Live Review: Steve Martin with the Steep Canyon Rangers,Abigail Washburn in Los Angeles
About three-quarters of the way through his combination hot licks-'n'-laughs show, Steve Martin noted that he was about to perform a "relaxing banjo tune," a bit of a nonsequitur as far as he was concerned. The tune fit its billing just fine at a full Walt Disney Concert Hall , but it was hardly the rarity Martin perceived it to be; judging by his compositions from his album "The Crow" that were performed Wednesday (10/28), the comedian really does have a command of this apparent oddity, the "relaxing banjo tune."
Martin, a bluegrass picker for nearly 50 years, and the Steep Canyon Rangers, an admired bluegrass quintet from Asheville, NC, mesh loopiness and finessed musicianship in fine balance. Jokes fill the 30- or 45-second gaps between songs, most of which are penned by Martin, turning the smiles created by the melodically pleasing music into guffaws.

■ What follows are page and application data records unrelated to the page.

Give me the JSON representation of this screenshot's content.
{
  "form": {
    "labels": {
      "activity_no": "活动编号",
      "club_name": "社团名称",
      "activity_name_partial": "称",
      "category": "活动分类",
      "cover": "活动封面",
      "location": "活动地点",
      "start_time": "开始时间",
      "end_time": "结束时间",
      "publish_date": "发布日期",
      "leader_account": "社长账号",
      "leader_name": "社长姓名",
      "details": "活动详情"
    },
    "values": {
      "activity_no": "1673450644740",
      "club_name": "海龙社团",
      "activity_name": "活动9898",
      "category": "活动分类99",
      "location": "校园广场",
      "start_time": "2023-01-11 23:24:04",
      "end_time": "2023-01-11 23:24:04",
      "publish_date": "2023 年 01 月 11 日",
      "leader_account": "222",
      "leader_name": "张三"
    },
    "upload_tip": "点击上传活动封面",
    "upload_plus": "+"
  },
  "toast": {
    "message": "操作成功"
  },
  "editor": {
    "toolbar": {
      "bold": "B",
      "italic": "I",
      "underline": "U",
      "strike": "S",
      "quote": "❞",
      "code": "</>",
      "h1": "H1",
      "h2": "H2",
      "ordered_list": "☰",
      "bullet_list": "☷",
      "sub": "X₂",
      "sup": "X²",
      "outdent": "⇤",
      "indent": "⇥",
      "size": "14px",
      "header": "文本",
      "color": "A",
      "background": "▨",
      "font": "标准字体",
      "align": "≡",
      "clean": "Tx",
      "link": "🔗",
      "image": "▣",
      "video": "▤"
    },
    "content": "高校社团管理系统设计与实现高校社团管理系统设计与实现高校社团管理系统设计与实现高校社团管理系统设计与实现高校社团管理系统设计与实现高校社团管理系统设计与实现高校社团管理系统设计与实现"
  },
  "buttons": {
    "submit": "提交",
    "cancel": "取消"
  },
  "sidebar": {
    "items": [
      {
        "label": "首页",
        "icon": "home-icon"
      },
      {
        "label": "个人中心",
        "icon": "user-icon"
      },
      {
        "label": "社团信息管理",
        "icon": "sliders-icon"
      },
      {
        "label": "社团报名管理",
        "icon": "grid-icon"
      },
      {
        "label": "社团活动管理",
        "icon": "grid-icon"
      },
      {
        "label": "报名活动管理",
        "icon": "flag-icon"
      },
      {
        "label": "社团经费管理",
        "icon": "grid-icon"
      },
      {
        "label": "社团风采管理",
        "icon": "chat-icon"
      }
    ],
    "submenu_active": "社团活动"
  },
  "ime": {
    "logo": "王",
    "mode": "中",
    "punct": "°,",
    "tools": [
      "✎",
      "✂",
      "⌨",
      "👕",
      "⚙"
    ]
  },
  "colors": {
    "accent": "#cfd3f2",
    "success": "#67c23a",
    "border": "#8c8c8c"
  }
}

The songs themselves are serious-minded yet playful and pop-oriented. Martin favors the mid-tempo, pushing "Pretty Flowers," written in waltz time, into a trot, while slowing several of the vehicles that provide room for hot-shot solos. Construction of the songs leans toward the modern rather than traditional banjo and fiddle tunes; after opening with two Irish-rooted tunes, ethnic elements disappeared.
"Pitkin County Turnaround," an uptempo bluegrass tune loaded with deftly executed stops and starts, stood out as his most orchestrated work and one that found the hall swell with richness in sound. He explained the clawhammer (less flashy than the finger-picking of bluegrass, it's mostly a rhythmic mountain style) and played a medley of old-timey classics that oozed with charm.
The jokes mixed the absurd and the obvious with plenty of Hollywood references. One of the best came when he spoke about his desire to chronicle his life in song, but met resistance from his record company when he wanted to title a track "I Think My Masseuse is Too Chatty." It's just not bluesy enough, apparently.
Besides giving the Steep Canyon Rangers a two-song showcase, Martin also brought out Bela Fleck for a three-banjo lineup on the album's title track. Fleck also performed with the opening act: his wife and fellow banjo player/singer Abigail Washburn, whose compelling 45-minute set bounced between Appalachian gospel and blues, traditional Chinese music and some gorgeous music that neither suggested time nor place. Backed by fiddle and cello, Washburn's performance was worldly and refreshing, a bit of genre-hopping bound by integrity.